The Earth Day 2024 Retail Top 5


Earth Day arrives this year in the wake of the United Nations’ (UN) climate chief telling governments, business leaders and the finance community there are two years to take the necessary steps to avert catastrophic climate change.

Talking at an event held at Chatham House think-tank in London on 10 April, Simon Stiell, executive secretary of the UN Framework Convention on Climate Change said greenhouse gas (GHG) emissions can tumble, but it requires “a new generation of national climate plans” – and they need to be stronger.

Most of us tuned into the environmental conversation should by now know the science. Halving climate-damaging GHG emissions by 2030 is crucial to prevent a temperature rise of more than 1.5 Celsius that would likely result in extreme weather globally.

When you look at Earth Day in that context, some of the initiatives announced by retailers might resemble – excuse the climate-related pun – a drop in the ocean in terms of what needs to be done. But looking at it through this lens misses the point.

It’s great more and more businesses are getting behind the movement to be more conscious and careful about our planet, and the schemes, campaigns, and educational pieces being rolled out to mark Earth Day 2024 are important parts of a bigger jigsaw.

I’ve picked out some of my favourite initiatives this year from retailers and brands. 

Schuh sells old soles on the sales floor

Footwear retailer Schuh partnered with reworked clothing business Vintage Threads in the build-up to Earth Day. Its London Oxford Street store committed to selling special edition garments and a selection of other products made from preloved footwear and curated by Vintage Threads.

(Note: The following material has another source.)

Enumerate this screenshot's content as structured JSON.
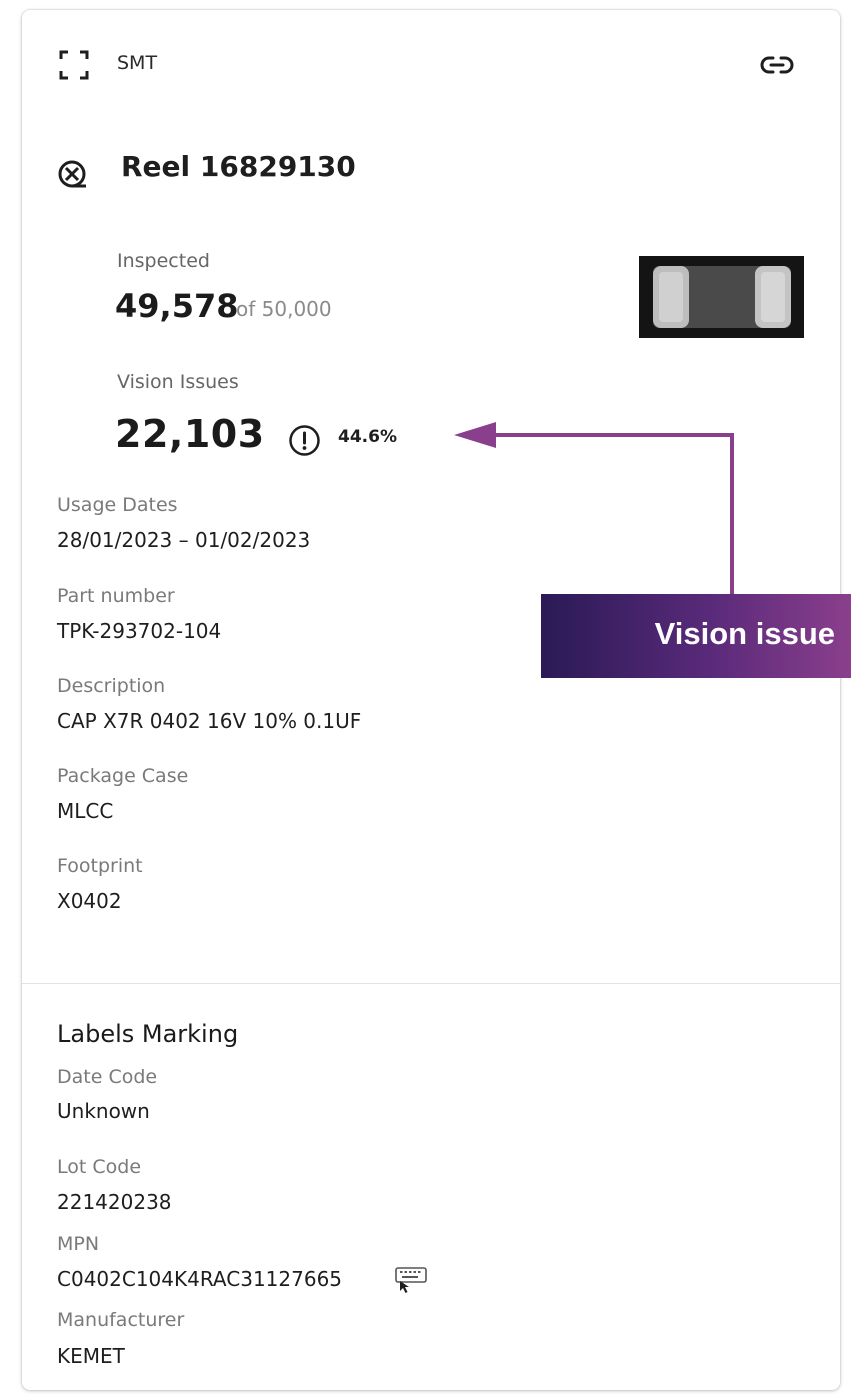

A total of 57 goods were on offer in the days building up to 22 April, ranging from outerwear, accessories, and homeware – the retailer highlighted the power of reuse and keeping materials in circulation for longer, and the proceeds from sales went to conservation charity World Land Trust just to further underline its eco thinking.

Co-op tackling food waste

The second example is not an Earth Day initiative per se, but its announcement a week before 22 April meets my criteria for inclusion.

Midcounties Co-operative has extended its partnership with technology company Retail Insight, to help it reduce food waste, which can be costly for the business but also a significant contributor to climate change. We’ve spoken on these blog pages before about efficiency efforts in retail aiding the sustainability agenda – and this is another great showcase of that line of thinking.

The tech enables dynamic markdowns, addresses expiration management, and offers more efficient donations to charities, while driving improvements in forecasting. Overall, it allows the Midcounties Co-operative, which runs Your Co-op Food stores across the UK, to sell more while wasting less. Win, win.

New Balance, old footwear

Manhattan Associates retailer customer New Balance has previously used Earth Day to launch new product ranges. In 2021 it partnered with celebrity sustainability advocate Jaden Smith to bring to market a pair of trainers, partly made with the brand’s Spinnex material which utilises a minimum of 30% surplus textile waste. 

A step in the right direction for the shoe brand, for sure. But it made more of a leap earlier this year when it rolled out a resale and trade-in programme, allowing consumers in the US to shop for “gently worn” or “almost new” New Balance footwear. The idea is to encourage people can trade in their shoes for credit against another purchase, and in the process prolong the life of products.

John Lewis packaging play 

To mark Earth Day 2024, department store chain John Lewis has become the largest UK retailer to sign up to not-for-profit Canopy’s Pack4Good scheme, which essentially means it is committing to source better packaging materials and helping protect critical forests around the world.

All signatories commit to ensure none of their packaging is sourced from ancient and endangered forests in their textile and packaging supply chains, and John Lewis’s name on that list has added some significant weight to the movement.

Marija Rompani, director of sustainability & ethics at the John Lewis Partnership, called it “a truly positive step forward on our journey to ensuring all our paper-based packaging is from a more sustainable source”. It comes after John Lewis recently removed paper delivery notes from customer orders, saving hundreds of tonnes of material use.


Into North America for number five, and just like last year grocery chain Kroger has been marking Earth Month with a special conservation-related campaign. Its customers can round up their purchases to the nearest dollar amount at checkout, with that additional spending going to WWF.

What is more, The Kroger Co. Zero Hunger | Zero Waste Foundation is matching customer donations up to $50,000.

"Earth Month is more than a month of awareness, it's a chance to refocus our commitment to advance positive impacts for our planet," said Keith Dailey, Kroger's group vice president of corporate affairs & chief sustainability officer.

Quite. In fact, Dailey’s comments provide a nice reminder of what it’s all about and resonate with UN climate lead Stiell’s warnings included at the top of this piece.

The individual initiatives are neat, and there’ll be plenty I’ve missed. But let’s keep this mindset throughout the year – not just in April.